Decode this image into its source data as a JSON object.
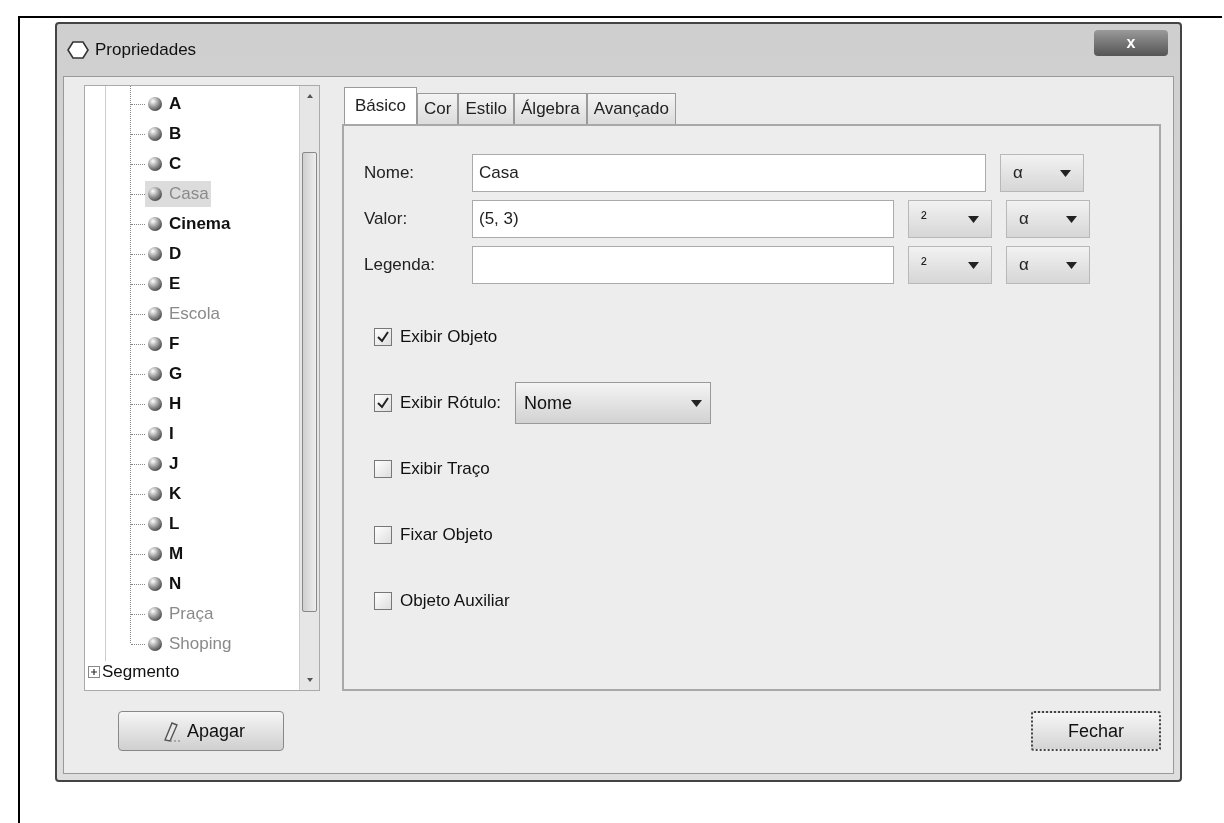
{
  "window": {
    "title": "Propriedades",
    "close": "x"
  },
  "tree": {
    "items": [
      {
        "label": "A",
        "selected": false,
        "hidden": false
      },
      {
        "label": "B",
        "selected": false,
        "hidden": false
      },
      {
        "label": "C",
        "selected": false,
        "hidden": false
      },
      {
        "label": "Casa",
        "selected": true,
        "hidden": true
      },
      {
        "label": "Cinema",
        "selected": false,
        "hidden": false
      },
      {
        "label": "D",
        "selected": false,
        "hidden": false
      },
      {
        "label": "E",
        "selected": false,
        "hidden": false
      },
      {
        "label": "Escola",
        "selected": false,
        "hidden": true
      },
      {
        "label": "F",
        "selected": false,
        "hidden": false
      },
      {
        "label": "G",
        "selected": false,
        "hidden": false
      },
      {
        "label": "H",
        "selected": false,
        "hidden": false
      },
      {
        "label": "I",
        "selected": false,
        "hidden": false
      },
      {
        "label": "J",
        "selected": false,
        "hidden": false
      },
      {
        "label": "K",
        "selected": false,
        "hidden": false
      },
      {
        "label": "L",
        "selected": false,
        "hidden": false
      },
      {
        "label": "M",
        "selected": false,
        "hidden": false
      },
      {
        "label": "N",
        "selected": false,
        "hidden": false
      },
      {
        "label": "Praça",
        "selected": false,
        "hidden": true
      },
      {
        "label": "Shoping",
        "selected": false,
        "hidden": true
      }
    ],
    "groups": [
      {
        "label": "Segmento",
        "expanded": false
      }
    ]
  },
  "tabs": [
    {
      "label": "Básico",
      "selected": true
    },
    {
      "label": "Cor",
      "selected": false
    },
    {
      "label": "Estilo",
      "selected": false
    },
    {
      "label": "Álgebra",
      "selected": false
    },
    {
      "label": "Avançado",
      "selected": false
    }
  ],
  "fields": [
    {
      "label": "Nome:",
      "value": "Casa",
      "dropdowns": [
        "α"
      ]
    },
    {
      "label": "Valor:",
      "value": "(5, 3)",
      "dropdowns": [
        "²",
        "α"
      ]
    },
    {
      "label": "Legenda:",
      "dropdowns": [
        "²",
        "α"
      ]
    }
  ],
  "checkboxes": [
    {
      "label": "Exibir Objeto",
      "checked": true
    },
    {
      "label": "Exibir Rótulo:",
      "checked": true,
      "dropdown": "Nome"
    },
    {
      "label": "Exibir Traço",
      "checked": false
    },
    {
      "label": "Fixar Objeto",
      "checked": false
    },
    {
      "label": "Objeto Auxiliar",
      "checked": false
    }
  ],
  "buttons": {
    "delete": "Apagar",
    "close": "Fechar"
  }
}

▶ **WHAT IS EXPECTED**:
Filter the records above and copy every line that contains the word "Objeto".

▶ **SOLVED PROBLEM**:
      "label": "Exibir Objeto",
      "label": "Fixar Objeto",
      "label": "Objeto Auxiliar",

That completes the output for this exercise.